Israel this weekend fended off most of the Iranian drones and missiles with help from Jordan, the United Kingdom, and the United States. Benny Gantz—a member of the Israeli War Cabinet with Netanyahu and Defense Minister Yoav Gallant — said Sunday that his nation now intends to “build a regional coalition and exact a price from Iran, in a way and at a time that suits us.”

Biden publicly reaffirmed “America’s ironclad commitment to the security of Israel” but a White House official also confirmed to Reuters that during a call with Netanyahu, the president made clear the U.S. will not join any military offensives against Iran.

Denouncing the Iranian Islamic Revolutionary Guard Corps’ retaliation against Israel, Center for International Policy president and CEO Nancy Okail said Sunday that “escalatory actions by both countries threaten to fan the flames of conflict throughout the region, endangering the lives of millions.”

“We appreciate the apparent advance diplomatic efforts by the United States and others behind the scenes — as well U.S., U.K., and Jordanian participation in air defense measures — to minimize the impact of Iran’s attack,” she continued. “Prioritizing civilian protection and de-escalation was clearly the right approach and should continue to serve as the international community’s objectives in the critical days and weeks ahead.”
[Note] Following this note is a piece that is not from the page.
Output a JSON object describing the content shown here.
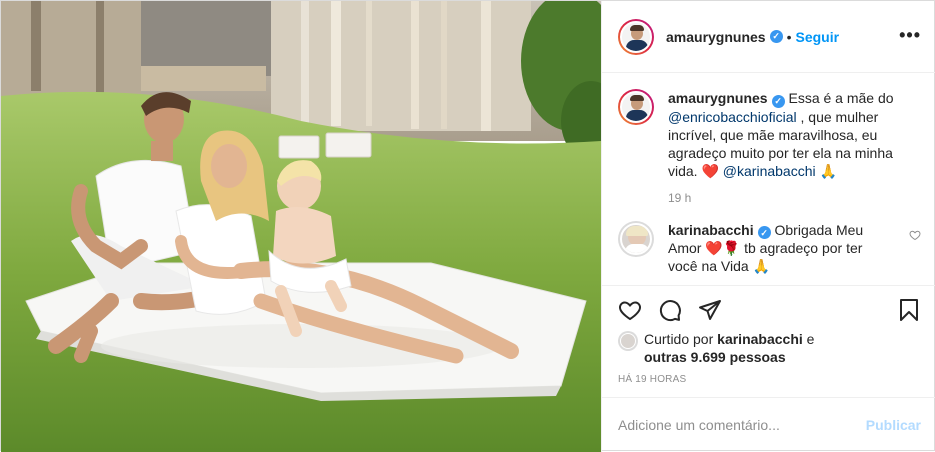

Okail emphasized that “achieving those goals requires not only arresting the escalation of violence between Israel and Iran, but securing a cease-fire in Gaza that halts the killing of civilians, releases the hostages, allows vital humanitarian aid to actually reach those who need it, and lowers tensions in the region. The continued unconditional supply to the Netanyahu government of the arms it is using in Gaza undermines those objectives, as well as U.S. and international law.”

“Netanyahu’s repeated disregard of U.S. red lines in Gaza, moves to deepen permanent occupation in the Palestinian territory, and escalation with Iran are destabilizing the entire region,” she added. “With American forces already drawn into hostilities with the Iranian-backed Houthis and actively engaging Iranian missiles and drones, President Biden cannot afford to let the extremist prime minister continue to have a harmful, undue influence on the course of events. Hopefully, the president’s efforts have averted a wider regional war with Iran; we urge him to bring that same level of effort to save the people of Gaza.”

Trita Parsi, an expert on Iran and the Middle East and EVP at the Quincy Institute for Responsible Statecraft, said that “if you give Biden (deservingly) credit for having helped prevent the region from falling off the cliff last night, you must also give him credit for helping bring the region to the edge of the cliff in the first place by refusing to restrain Israel and blocking a cease-fire.”